*** Opening of Extracted information ***
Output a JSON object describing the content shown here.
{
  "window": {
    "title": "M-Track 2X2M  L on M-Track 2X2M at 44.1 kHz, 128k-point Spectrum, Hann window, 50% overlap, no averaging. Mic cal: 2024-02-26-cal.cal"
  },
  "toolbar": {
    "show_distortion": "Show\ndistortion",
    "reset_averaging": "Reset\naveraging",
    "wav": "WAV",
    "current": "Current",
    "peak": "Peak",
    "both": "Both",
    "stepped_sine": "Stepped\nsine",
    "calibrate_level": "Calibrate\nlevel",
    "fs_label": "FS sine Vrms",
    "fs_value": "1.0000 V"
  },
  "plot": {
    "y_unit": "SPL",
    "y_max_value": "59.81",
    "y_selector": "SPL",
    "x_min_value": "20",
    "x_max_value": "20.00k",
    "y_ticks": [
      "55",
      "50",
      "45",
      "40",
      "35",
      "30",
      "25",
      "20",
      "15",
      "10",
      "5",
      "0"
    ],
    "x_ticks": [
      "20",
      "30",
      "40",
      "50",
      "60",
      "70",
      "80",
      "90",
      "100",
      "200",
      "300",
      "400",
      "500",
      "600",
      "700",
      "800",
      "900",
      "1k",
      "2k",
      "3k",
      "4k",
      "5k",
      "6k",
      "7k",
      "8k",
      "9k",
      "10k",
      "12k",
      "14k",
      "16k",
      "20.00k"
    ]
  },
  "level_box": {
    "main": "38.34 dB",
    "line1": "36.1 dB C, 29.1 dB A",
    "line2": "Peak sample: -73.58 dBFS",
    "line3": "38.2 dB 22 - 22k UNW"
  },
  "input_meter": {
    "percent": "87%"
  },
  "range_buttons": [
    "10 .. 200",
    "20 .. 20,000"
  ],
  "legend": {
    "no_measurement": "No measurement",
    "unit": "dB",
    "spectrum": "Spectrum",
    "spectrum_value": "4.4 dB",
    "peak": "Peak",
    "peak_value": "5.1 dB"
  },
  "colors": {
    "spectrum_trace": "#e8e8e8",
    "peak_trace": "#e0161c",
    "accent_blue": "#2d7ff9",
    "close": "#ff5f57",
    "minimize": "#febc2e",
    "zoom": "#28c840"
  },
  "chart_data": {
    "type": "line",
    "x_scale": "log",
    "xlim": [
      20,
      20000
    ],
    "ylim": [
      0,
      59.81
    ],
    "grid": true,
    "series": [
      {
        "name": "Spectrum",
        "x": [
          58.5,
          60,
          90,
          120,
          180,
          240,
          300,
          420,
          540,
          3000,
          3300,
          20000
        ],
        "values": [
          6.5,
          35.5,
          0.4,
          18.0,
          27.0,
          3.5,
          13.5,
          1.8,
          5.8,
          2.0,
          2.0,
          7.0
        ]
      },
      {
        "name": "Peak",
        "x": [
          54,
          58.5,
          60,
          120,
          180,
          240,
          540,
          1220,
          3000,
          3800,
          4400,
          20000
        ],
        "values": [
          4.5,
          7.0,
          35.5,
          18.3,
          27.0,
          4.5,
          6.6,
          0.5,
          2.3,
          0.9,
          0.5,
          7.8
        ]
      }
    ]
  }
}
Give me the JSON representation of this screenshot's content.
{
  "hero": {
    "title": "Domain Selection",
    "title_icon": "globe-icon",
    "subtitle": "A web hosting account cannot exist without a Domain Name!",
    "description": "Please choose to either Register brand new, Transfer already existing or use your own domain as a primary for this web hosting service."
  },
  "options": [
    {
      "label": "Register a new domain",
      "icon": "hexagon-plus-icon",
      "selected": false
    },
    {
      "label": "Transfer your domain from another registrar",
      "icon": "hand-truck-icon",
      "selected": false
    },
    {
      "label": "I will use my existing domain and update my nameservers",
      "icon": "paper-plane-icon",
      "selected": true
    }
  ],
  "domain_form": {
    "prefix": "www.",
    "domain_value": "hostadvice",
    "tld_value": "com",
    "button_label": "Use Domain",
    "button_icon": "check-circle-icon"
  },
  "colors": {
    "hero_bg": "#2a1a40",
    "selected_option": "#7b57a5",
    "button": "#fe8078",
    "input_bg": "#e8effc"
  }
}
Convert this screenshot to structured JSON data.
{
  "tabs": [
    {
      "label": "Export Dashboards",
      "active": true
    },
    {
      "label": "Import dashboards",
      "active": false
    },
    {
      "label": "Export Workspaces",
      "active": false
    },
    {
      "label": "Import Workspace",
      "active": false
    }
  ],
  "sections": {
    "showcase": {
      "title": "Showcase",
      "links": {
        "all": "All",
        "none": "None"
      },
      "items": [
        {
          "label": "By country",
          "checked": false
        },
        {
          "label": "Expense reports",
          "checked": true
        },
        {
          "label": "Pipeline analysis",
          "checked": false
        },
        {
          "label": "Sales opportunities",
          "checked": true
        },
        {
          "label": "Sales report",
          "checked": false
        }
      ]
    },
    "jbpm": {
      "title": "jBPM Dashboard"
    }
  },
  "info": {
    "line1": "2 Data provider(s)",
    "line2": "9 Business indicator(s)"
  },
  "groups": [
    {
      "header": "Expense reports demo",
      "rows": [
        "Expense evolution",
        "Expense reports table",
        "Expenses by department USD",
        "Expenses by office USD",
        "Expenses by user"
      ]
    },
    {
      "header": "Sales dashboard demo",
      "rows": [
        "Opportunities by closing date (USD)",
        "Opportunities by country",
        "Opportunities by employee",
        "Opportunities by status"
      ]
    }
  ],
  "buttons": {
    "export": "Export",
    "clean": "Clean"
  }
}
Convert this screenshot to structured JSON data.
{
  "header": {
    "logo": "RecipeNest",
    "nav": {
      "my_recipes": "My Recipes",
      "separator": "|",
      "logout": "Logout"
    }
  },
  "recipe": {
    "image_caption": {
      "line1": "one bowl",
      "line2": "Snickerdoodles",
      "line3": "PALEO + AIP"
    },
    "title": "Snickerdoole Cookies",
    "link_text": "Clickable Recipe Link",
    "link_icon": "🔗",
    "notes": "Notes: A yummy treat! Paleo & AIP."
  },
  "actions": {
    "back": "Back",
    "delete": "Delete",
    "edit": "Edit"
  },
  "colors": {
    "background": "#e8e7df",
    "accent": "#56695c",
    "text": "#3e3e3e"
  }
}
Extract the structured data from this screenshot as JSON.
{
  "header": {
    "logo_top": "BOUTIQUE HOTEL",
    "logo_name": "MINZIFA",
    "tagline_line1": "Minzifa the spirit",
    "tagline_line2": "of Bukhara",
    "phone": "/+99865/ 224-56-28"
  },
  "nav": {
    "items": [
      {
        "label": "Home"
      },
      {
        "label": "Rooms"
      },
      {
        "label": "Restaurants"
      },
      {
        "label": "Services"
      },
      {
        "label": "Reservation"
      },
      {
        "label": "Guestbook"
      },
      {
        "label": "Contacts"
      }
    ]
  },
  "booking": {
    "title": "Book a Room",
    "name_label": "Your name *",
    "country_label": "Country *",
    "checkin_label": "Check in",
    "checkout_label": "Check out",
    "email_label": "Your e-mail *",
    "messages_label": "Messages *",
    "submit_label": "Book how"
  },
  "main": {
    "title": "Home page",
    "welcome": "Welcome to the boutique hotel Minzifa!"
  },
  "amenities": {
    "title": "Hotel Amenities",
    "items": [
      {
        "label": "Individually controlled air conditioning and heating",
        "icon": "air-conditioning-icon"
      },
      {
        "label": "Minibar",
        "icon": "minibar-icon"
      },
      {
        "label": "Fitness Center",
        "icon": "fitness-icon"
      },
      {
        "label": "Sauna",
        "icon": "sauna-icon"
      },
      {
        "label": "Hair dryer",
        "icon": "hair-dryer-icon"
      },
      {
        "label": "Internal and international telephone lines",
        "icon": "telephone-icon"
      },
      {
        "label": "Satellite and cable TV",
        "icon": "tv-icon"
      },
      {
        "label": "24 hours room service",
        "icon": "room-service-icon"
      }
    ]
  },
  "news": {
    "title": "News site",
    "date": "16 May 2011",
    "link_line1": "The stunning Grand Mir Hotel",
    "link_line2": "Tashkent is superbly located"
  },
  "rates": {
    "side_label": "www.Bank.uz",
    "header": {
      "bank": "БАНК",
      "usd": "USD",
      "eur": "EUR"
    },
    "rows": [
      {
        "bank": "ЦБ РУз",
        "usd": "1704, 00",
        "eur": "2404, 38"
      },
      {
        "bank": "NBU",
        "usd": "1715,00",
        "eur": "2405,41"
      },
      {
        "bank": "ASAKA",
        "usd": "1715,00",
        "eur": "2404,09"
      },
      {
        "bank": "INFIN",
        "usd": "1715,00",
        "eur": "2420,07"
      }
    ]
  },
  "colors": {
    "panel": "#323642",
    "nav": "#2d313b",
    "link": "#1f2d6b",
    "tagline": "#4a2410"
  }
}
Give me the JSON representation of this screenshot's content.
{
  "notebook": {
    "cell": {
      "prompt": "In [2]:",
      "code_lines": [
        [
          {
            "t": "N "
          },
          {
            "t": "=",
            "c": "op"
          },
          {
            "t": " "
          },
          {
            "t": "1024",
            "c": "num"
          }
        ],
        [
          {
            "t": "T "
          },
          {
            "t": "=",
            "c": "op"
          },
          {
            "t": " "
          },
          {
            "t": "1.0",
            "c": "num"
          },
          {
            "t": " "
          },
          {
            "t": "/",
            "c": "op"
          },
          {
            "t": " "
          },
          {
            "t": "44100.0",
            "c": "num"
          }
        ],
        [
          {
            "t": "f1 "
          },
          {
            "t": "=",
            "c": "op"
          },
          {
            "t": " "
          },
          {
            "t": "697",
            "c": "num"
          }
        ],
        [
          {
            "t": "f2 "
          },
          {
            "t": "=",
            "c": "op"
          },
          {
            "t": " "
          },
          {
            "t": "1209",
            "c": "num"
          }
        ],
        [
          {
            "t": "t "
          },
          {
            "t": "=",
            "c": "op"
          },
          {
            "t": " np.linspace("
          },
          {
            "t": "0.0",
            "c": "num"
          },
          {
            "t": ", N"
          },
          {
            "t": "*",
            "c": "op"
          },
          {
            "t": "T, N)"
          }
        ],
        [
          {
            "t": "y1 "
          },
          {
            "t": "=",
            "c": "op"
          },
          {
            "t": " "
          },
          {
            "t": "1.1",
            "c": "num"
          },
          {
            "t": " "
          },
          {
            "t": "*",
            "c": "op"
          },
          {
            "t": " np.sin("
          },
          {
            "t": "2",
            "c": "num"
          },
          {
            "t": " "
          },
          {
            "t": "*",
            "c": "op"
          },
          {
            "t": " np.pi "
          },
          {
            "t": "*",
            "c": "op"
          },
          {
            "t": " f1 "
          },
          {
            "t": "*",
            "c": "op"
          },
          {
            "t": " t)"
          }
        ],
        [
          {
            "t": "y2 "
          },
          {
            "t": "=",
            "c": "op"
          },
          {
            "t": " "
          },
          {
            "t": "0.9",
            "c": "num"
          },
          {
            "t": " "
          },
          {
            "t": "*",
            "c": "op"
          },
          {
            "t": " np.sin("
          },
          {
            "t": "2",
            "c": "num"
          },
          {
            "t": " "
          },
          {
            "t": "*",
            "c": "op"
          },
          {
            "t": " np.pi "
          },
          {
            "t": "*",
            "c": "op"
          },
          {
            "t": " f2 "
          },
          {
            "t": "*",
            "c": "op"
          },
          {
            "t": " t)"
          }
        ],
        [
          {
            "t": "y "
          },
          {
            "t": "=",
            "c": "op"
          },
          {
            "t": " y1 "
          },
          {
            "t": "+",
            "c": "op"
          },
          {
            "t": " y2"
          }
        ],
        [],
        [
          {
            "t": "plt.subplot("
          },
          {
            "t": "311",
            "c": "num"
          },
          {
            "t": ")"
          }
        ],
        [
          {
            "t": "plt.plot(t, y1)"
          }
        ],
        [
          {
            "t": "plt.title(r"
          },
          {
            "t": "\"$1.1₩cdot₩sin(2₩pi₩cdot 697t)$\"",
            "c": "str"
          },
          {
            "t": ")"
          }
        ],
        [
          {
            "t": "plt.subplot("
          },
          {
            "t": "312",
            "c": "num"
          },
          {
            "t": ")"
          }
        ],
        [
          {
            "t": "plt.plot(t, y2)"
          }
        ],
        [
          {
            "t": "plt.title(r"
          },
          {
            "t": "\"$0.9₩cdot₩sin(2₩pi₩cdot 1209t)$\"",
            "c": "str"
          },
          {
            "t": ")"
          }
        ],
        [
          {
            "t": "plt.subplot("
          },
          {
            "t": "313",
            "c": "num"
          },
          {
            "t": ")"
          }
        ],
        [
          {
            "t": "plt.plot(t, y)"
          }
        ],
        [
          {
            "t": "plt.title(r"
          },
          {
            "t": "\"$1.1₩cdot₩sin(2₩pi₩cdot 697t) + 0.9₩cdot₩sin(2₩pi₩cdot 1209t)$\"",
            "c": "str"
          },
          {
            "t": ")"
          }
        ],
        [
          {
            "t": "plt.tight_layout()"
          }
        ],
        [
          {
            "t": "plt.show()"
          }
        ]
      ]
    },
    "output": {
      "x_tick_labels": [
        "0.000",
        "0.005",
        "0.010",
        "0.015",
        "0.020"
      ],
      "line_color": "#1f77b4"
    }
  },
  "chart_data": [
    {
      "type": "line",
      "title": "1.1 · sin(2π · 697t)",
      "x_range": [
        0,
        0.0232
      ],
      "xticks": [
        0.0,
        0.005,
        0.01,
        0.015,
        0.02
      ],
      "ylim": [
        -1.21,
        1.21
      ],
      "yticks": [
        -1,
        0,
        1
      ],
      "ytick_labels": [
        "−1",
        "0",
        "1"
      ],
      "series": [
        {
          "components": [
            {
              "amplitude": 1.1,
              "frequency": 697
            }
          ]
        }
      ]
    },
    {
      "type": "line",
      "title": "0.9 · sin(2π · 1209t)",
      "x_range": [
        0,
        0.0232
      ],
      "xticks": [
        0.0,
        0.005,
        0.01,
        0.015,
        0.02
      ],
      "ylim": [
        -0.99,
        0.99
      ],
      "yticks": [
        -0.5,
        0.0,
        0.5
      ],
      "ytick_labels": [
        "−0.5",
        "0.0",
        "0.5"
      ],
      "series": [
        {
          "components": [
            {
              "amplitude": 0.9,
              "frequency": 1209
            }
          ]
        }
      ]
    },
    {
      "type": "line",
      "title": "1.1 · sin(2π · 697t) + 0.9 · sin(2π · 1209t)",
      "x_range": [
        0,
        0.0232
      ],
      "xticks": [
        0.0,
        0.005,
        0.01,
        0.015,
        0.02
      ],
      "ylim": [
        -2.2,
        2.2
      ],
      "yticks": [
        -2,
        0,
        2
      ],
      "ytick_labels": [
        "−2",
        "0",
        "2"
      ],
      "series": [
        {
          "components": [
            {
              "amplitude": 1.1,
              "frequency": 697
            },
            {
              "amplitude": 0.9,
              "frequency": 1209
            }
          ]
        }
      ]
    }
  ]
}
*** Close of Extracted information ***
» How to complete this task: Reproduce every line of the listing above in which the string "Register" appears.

» Your solution:
    "description": "Please choose to either Register brand new, Transfer already existing or use your own domain as a primary for this web hosting service."
      "label": "Register a new domain",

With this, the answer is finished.